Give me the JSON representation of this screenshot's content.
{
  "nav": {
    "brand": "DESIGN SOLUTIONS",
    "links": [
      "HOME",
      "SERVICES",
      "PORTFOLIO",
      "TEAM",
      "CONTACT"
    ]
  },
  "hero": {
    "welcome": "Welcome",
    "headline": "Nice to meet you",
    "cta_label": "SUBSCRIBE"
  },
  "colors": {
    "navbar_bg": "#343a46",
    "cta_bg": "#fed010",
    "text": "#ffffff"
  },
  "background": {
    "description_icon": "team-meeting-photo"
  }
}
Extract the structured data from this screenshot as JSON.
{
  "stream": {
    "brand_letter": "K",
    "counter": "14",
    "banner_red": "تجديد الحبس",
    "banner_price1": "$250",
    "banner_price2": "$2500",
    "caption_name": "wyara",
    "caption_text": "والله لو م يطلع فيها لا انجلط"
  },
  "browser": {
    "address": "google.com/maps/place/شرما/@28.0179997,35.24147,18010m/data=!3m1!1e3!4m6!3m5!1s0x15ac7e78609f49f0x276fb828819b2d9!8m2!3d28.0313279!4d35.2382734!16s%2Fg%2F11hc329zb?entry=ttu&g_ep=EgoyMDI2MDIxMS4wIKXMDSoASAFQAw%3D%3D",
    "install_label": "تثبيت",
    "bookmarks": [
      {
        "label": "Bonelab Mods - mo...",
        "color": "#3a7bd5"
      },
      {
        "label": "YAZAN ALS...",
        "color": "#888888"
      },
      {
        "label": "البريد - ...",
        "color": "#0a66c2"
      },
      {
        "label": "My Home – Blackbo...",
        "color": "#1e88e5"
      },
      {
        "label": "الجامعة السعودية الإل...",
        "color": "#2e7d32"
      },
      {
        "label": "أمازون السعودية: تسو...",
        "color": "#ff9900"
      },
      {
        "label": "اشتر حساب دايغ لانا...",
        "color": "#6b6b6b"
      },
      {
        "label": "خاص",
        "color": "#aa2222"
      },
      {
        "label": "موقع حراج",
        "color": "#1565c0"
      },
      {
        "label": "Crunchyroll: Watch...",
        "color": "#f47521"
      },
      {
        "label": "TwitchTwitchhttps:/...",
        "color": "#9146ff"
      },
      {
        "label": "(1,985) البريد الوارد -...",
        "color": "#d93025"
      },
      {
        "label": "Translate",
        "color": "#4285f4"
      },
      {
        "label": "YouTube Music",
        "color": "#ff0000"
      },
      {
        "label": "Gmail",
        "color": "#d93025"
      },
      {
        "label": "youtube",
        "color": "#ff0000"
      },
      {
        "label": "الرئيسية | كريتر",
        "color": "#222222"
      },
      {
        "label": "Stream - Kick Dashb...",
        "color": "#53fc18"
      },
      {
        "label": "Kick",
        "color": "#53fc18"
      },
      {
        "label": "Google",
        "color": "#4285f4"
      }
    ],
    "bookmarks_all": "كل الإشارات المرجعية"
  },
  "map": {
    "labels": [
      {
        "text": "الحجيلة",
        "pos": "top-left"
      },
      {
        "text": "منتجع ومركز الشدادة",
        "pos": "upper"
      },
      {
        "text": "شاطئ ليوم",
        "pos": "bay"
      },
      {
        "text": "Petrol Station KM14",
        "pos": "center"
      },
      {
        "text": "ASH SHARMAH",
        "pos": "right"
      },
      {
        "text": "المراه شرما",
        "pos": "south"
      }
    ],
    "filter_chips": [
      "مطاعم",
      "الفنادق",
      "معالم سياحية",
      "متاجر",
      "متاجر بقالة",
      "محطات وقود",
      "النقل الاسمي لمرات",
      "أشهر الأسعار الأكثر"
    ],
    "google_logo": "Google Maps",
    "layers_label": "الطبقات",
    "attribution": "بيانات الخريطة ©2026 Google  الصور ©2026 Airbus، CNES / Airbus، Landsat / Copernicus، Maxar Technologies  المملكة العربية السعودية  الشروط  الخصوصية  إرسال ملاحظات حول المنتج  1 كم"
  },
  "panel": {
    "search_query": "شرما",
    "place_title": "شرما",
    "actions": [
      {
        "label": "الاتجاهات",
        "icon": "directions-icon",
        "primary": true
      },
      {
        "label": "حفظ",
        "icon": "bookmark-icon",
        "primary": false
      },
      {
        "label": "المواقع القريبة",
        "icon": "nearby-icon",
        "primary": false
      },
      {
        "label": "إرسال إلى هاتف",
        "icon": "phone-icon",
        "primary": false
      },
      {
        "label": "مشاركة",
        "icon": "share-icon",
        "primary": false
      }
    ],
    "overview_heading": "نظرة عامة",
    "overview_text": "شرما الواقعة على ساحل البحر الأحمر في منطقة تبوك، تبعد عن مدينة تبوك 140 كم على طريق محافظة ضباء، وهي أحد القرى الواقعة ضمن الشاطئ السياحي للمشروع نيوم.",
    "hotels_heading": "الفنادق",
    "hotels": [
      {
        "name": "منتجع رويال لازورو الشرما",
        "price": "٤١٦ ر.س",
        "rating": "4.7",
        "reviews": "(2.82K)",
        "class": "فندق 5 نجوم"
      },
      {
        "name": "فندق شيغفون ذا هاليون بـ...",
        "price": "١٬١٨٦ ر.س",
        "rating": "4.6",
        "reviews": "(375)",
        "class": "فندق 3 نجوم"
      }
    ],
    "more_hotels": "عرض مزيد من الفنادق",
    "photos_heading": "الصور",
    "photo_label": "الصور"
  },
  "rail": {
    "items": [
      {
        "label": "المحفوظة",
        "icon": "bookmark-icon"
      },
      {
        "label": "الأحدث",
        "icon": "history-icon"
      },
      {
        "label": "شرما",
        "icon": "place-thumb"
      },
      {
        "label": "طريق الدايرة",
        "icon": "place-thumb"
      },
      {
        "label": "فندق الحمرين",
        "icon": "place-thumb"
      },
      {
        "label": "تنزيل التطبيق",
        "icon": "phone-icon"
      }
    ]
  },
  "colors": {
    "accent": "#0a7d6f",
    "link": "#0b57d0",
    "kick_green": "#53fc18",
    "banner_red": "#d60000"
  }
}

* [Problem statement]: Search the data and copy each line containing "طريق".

* [Answer below]:
    "overview_text": "شرما الواقعة على ساحل البحر الأحمر في منطقة تبوك، تبعد عن مدينة تبوك 140 كم على طريق محافظة ضباء، وهي أحد القرى الواقعة ضمن الشاطئ السياحي للمشروع نيوم.",
        "label": "طريق الدايرة",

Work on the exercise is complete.